This shifts our perspective from the current practice of representing an entire railroad through a single specific instance to understanding each location of a railroad in relation to how the entire railroad operated. This effectively reverses the adage that we can understand the whole world through a single grain of sand to understanding each grain of sand by looking at the entire world. A microcosm representing the universal or the universe explaining the microcosm? The flexibility of Dynamos sets up a duality where you have a choice between the two, but you should really try both for the most complete understanding of the operations of your chosen railroad.

Module construction

I have been working on developing a lightweight modular system for a while now, but I don't have an ultimate proposal as of yet. A recent NMRA Magazine article described an aluminum angle and Masonite method that is similar to my thoughts. I've been looking at aluminum shapes, but I have not decided on the skin component. I've looked at honeycomb cardboard, Gator board and regular building insulation foam among other materials. I am leaning towards Gator board at the moment.

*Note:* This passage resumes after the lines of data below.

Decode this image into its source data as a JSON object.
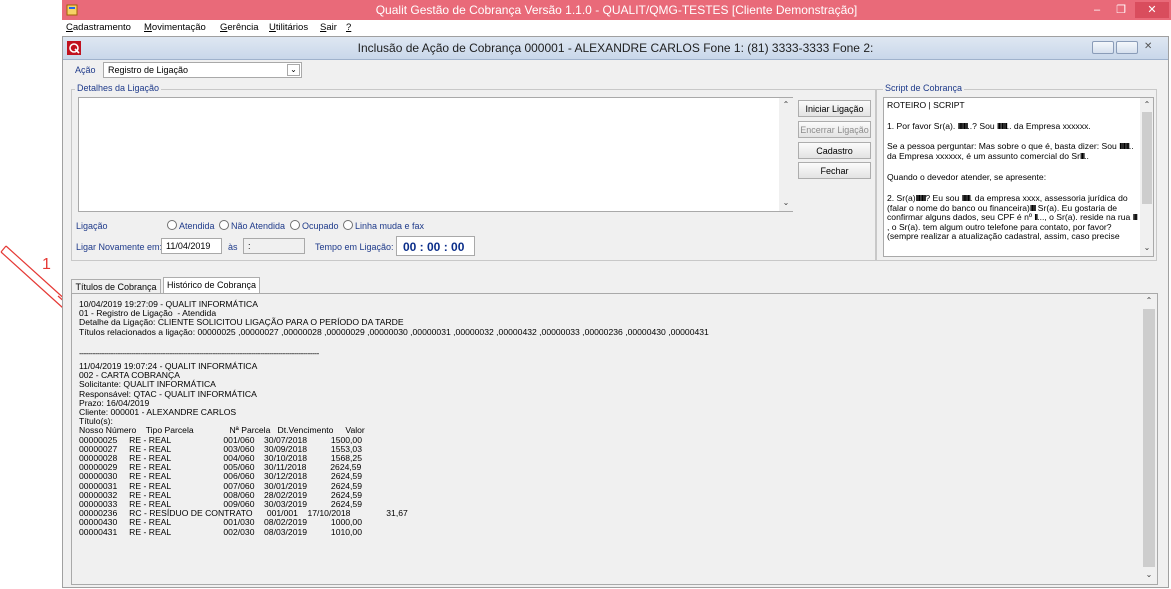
{
  "window": {
    "title": "Qualit Gestão de Cobrança Versão 1.1.0 - QUALIT/QMG-TESTES [Cliente Demonstração]"
  },
  "menu": [
    {
      "label": "Cadastramento"
    },
    {
      "label": "Movimentação"
    },
    {
      "label": "Gerência"
    },
    {
      "label": "Utilitários"
    },
    {
      "label": "Sair"
    },
    {
      "label": "?"
    }
  ],
  "form": {
    "title": "Inclusão de Ação de Cobrança   000001 - ALEXANDRE CARLOS  Fone 1: (81) 3333-3333 Fone 2:",
    "acao_label": "Ação",
    "acao_value": "Registro de Ligação",
    "detalhes_group": "Detalhes da Ligação",
    "ligacao_label": "Ligação",
    "radios": [
      "Atendida",
      "Não Atendida",
      "Ocupado",
      "Linha muda e fax"
    ],
    "ligar_novamente_label": "Ligar Novamente em:",
    "ligar_date": "11/04/2019",
    "as_label": "às",
    "ligar_time": " :",
    "tempo_label": "Tempo em Ligação:",
    "tempo_value": "00 : 00 : 00",
    "buttons": {
      "iniciar": "Iniciar Ligação",
      "encerrar": "Encerrar Ligação",
      "cadastro": "Cadastro",
      "fechar": "Fechar"
    },
    "script_group": "Script de Cobrança",
    "script": {
      "heading": "ROTEIRO | SCRIPT",
      "p1a": "1. Por favor Sr(a). ",
      "p1b": "..? Sou ",
      "p1c": ".. da Empresa xxxxxx.",
      "p2a": "Se a pessoa perguntar: Mas sobre o que é, basta dizer: Sou ",
      "p2b": ".. da Empresa xxxxxx, é um assunto comercial do Sr",
      "p2c": "..",
      "p3": "Quando o devedor atender, se apresente:",
      "p4a": "2. Sr(a)",
      "p4b": "? Eu sou ",
      "p4c": ". da empresa xxxx, assessoria jurídica do (falar o nome do banco ou financeira)",
      "p4d": " Sr(a). Eu gostaria de confirmar alguns dados, seu CPF é nº ",
      "p4e": "..., o Sr(a). reside na rua ",
      "p4f": ", o Sr(a). tem algum outro telefone para contato, por favor? (sempre realizar a atualização cadastral, assim, caso precise"
    },
    "tabs": [
      "Títulos de Cobrança",
      "Histórico de Cobrança"
    ],
    "annotation": "1"
  },
  "history": {
    "entry1": [
      "10/04/2019 19:27:09 - QUALIT INFORMÁTICA",
      "01 - Registro de Ligação  - Atendida",
      "Detalhe da Ligação: CLIENTE SOLICITOU LIGAÇÃO PARA O PERÍODO DA TARDE",
      "Títulos relacionados a ligação: 00000025 ,00000027 ,00000028 ,00000029 ,00000030 ,00000031 ,00000032 ,00000432 ,00000033 ,00000236 ,00000430 ,00000431"
    ],
    "separator": "----------------------------------------------------------------------------------------------------------",
    "entry2": [
      "11/04/2019 19:07:24 - QUALIT INFORMÁTICA",
      "002 - CARTA COBRANÇA",
      "Solicitante: QUALIT INFORMÁTICA",
      "Responsável: QTAC - QUALIT INFORMÁTICA",
      "Prazo: 16/04/2019",
      "Cliente: 000001 - ALEXANDRE CARLOS",
      "Título(s):"
    ],
    "table_header": "Nosso Número    Tipo Parcela               Nª Parcela   Dt.Vencimento     Valor",
    "table_rows": [
      "00000025     RE - REAL                      001/060    30/07/2018          1500,00",
      "00000027     RE - REAL                      003/060    30/09/2018          1553,03",
      "00000028     RE - REAL                      004/060    30/10/2018          1568,25",
      "00000029     RE - REAL                      005/060    30/11/2018          2624,59",
      "00000030     RE - REAL                      006/060    30/12/2018          2624,59",
      "00000031     RE - REAL                      007/060    30/01/2019          2624,59",
      "00000032     RE - REAL                      008/060    28/02/2019          2624,59",
      "00000033     RE - REAL                      009/060    30/03/2019          2624,59",
      "00000236     RC - RESÍDUO DE CONTRATO      001/001    17/10/2018               31,67",
      "00000430     RE - REAL                      001/030    08/02/2019          1000,00",
      "00000431     RE - REAL                      002/030    08/03/2019          1010,00"
    ]
  },
  "colors": {
    "titlebar": "#e96a79",
    "label_blue": "#1e3a8a",
    "timer_blue": "#0b2e8a",
    "annotation_red": "#e53935"
  }
}
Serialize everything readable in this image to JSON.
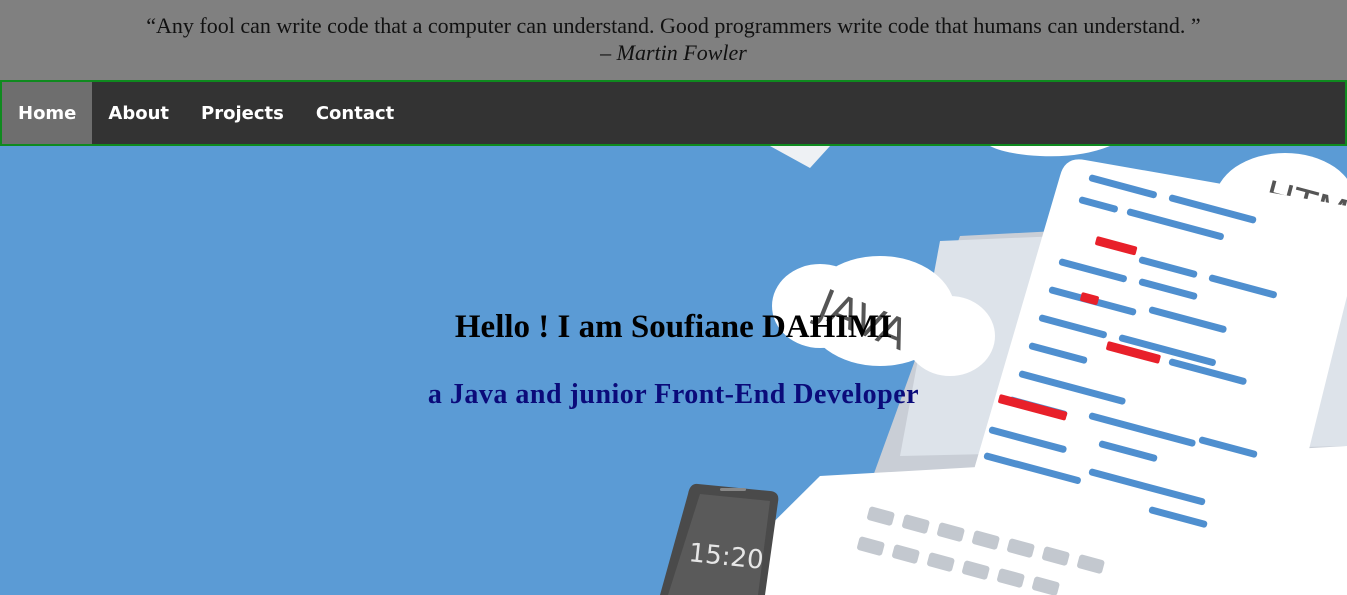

The other part to consider is what the modules will sit on. There are several examples out there from Freemo, Ntrak, and other module systems. My priorities include lightweight, ease of set up and tear down, and finally storage space required.

I would use standard code 80 track with manual switches. No need to complicate anything for modeling realism that might compromise operations. No layout is fun if you have derailments or power problems, so the simpler the better in this case.

Proof of concept

I guess the next thing for me to do is to actually try this. We all have good ideas, but do they mean much if we don't try them? I believe it would prove to be a worthy distraction from the Port of New York layout, but I don't think this will translate into HO, so I can't use any of the equipment I already have. I'm not sure I can justify this divergence of funds. I've only got a handful of N scale equipment at the moment, but maybe I could simply lease what I need. This is what the prototype would do...

If you are interested in hearing more about this, I have a slideshow of the presentation I made at the Tulsa convention.

More on the Continuous Model Railroad as it develops...